I purchased a 2010 Ford Escape this past summer. It is an all wheel drive model with a 6 cylinder.
The vehicle makes an annoying chirping sound in the rear end area when the vehicle moves from the start position up to approx 10 km. The Ford dealer has done lots of work trying to figure where the noise is coming from. Ford of Canada has even given it plenty of advice as well. The dealer made sure everything was tight, checked the tranny, the shocks, yet the chirping sound still exits.
The dealer is frustrated as well and it is saying that the chirping sound is a characteristic of this vehicle and in fact it has heard the same sound in two other new 2011 Ford Escapes on its lot.
I have driven mostly Hondas and Toyotas for the last 20 years and never had someone say that sounds are characteristics of a car. This is my first new Ford. I am not mad at the dealer but I am starting to get upset as the car is in the garage so often lately, trying to resolve this issue.
What are my options? Can or will Ford refund me the value of the car or replace it?
Would this be considered for a lemon law refund?
Ultimate fighter not defined by the car he drives
Ford must have made a deal with the special effects department of the Wild Kingdom. Your description of mechanical noises matches up somewhat with Ford's own spin on this.
What you call a chirp; Ford calls a hoot (and not the fun kind of hoot).
I found a manufacturer's bulletin from my good friends at Alldata. The bad news is that your dealer may be right when he identified this as a normal characteristic of this vehicle. The good news is that if you have your dealer apply this service bulletin to your Escape, you might be one of the lucky ones that can pull your SUV out of the aviary.

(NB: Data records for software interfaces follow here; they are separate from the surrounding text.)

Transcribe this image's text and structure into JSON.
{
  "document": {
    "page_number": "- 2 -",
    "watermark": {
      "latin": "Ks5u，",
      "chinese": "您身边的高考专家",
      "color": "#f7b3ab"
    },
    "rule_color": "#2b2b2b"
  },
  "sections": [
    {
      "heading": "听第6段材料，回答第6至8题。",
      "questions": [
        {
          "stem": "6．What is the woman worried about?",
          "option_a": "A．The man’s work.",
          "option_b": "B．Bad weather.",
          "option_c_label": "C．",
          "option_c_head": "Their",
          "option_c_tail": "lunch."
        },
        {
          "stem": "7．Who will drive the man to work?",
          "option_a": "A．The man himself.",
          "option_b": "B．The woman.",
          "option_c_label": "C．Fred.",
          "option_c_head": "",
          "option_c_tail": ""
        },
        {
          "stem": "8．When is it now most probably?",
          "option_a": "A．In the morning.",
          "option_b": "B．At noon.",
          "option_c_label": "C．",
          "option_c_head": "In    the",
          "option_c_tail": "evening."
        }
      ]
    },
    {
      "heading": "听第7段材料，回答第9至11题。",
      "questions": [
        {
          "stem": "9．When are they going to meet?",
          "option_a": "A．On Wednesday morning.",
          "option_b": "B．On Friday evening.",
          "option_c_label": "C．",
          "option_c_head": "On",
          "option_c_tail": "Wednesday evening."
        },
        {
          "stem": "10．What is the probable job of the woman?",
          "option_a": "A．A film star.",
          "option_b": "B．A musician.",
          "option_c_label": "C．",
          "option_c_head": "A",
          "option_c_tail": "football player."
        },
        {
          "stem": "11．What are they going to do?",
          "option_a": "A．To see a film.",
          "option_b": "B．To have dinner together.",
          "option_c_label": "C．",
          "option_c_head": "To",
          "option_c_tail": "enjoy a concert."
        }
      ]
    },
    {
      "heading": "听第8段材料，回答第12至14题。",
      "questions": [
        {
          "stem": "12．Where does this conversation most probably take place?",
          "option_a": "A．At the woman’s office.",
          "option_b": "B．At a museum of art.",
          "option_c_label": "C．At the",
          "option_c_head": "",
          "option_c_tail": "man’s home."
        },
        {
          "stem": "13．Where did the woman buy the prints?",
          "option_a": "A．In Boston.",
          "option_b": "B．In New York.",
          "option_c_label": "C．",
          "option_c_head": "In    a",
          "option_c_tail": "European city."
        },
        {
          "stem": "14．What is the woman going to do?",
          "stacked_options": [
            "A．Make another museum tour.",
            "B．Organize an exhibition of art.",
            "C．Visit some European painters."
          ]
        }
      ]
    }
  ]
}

Take this bulletin - number TSB 09-25-3 - to your dealer for consideration. It will require it to replace the transaxle drive chain, which likely will be covered under warranty. It appears that a harmonic noise develops inside the transaxle and is transmitted through the rear differential unit.
Ford says that this is a normal characteristic of the vehicle and does not affect the transmission or the 4WD function or durability.
I hope this works out for you Ed so you can escape the chirping and hooting that is haunting your SUV (sorry).
Failing this as a cure, you may have a case for a CAMVAP claim if you don't reach a satisfactory conclusion. It can be reached at http://www.camvap.ca.
The unholy trinity of driving transgressions